SOME senior officials on the Bank of England’s new regulatory body want banks to tap their liquidity buffers in order to boost lending and stimulate the recovery.
Yet the majority of members on the Bank’s new Financial Policy Committee (FPC) decided that banks should continue to “strengthen levels of capital and liquidity”, the minutes to its September meeting revealed yesterday.
The outspoken minority on the FPC argued: “It would be natural in current stressed funding market conditions for banks’ liquidity buffers to fall, and this could occur without dangers to market confidence provided that capital ratios were maintained at high levels.”
Nonetheless, the FPC concluded: “It would be inappropriate in current circumstances for banks to reduce capital or liquidity ratios.”
The committee used its September meeting partly to discuss whether regulatory interventions designed to stimulate the supply of credit could be “helpful in maintaining overall financial stability.”
Yet some members of the FPC questioned whether it was even within the Financial Services Authority’s (FSA) remit to use regulatory tools for the sake of “potential collective benefits.”
The FPC currently acts in an advisory role to the FSA, but is set to adopt regulatory powers of its own as its role expands.

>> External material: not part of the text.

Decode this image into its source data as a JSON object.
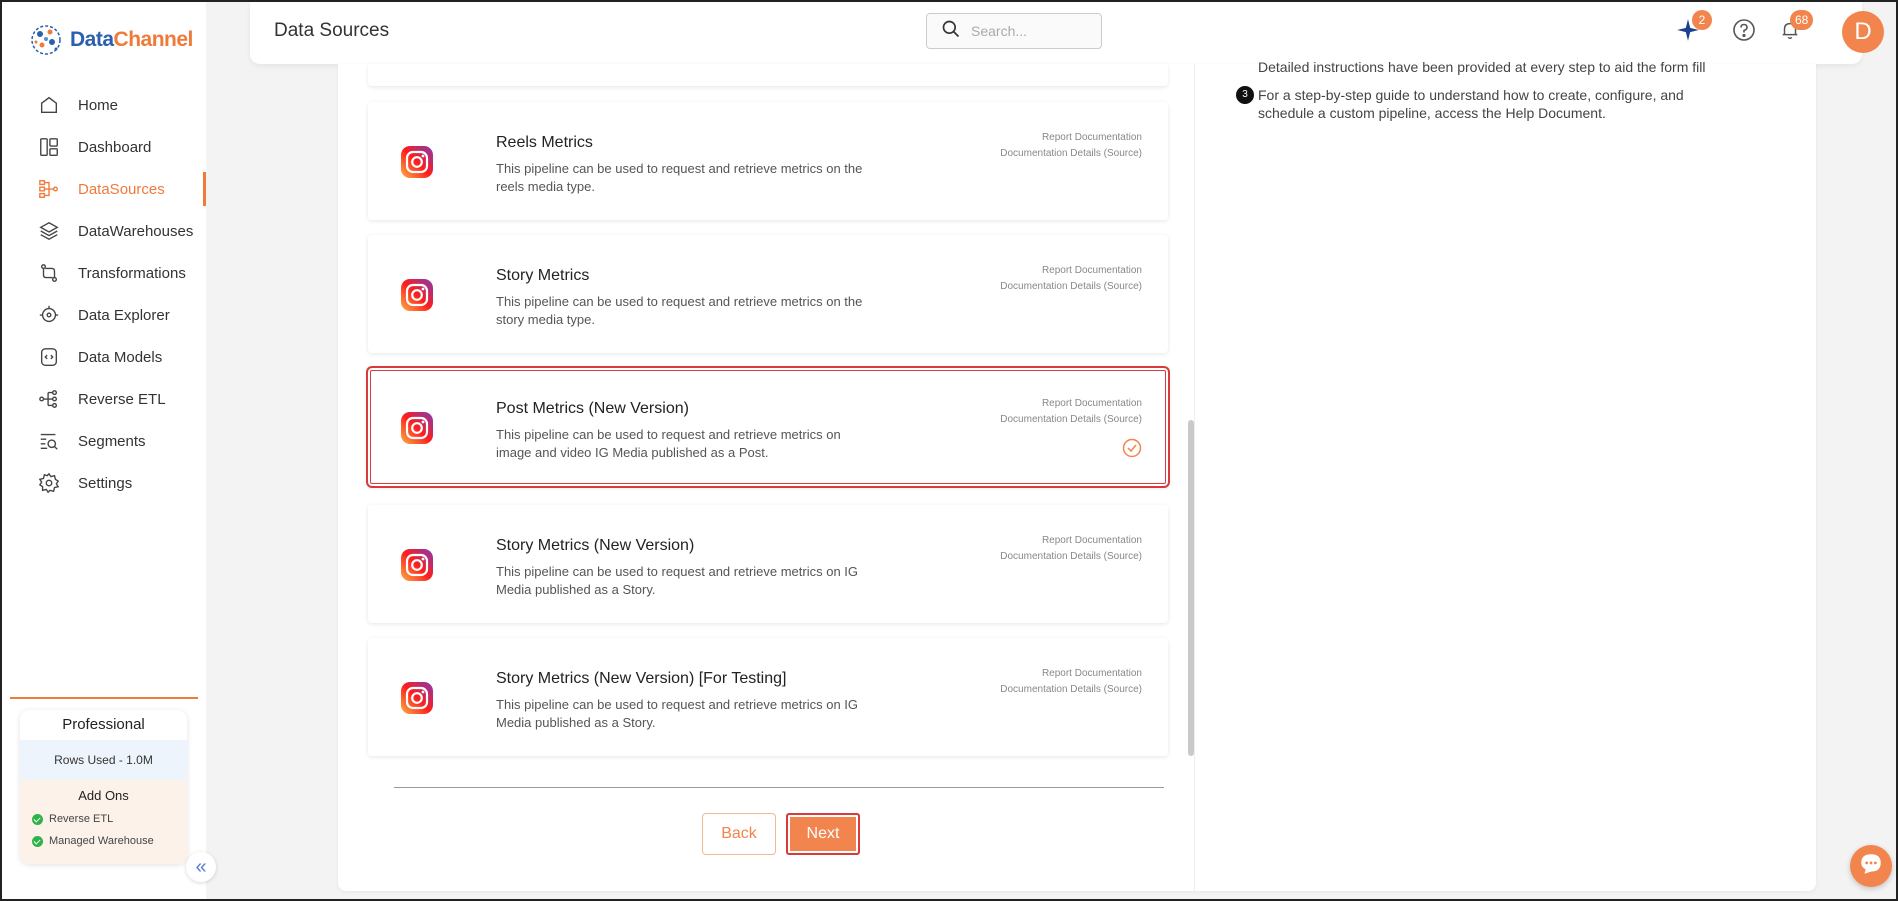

The FPC appears tempted to use regulatory powers to shape the banks’ balance sheets. “Leaning against the pro-cyclical tendency of individual banks to restrict lending as risks rose might have positive feedback effects, reducing overall credit risks on banks’ balance sheets and enhancing the resilience of the system,” the minutes said, despite finally rejecting the idea.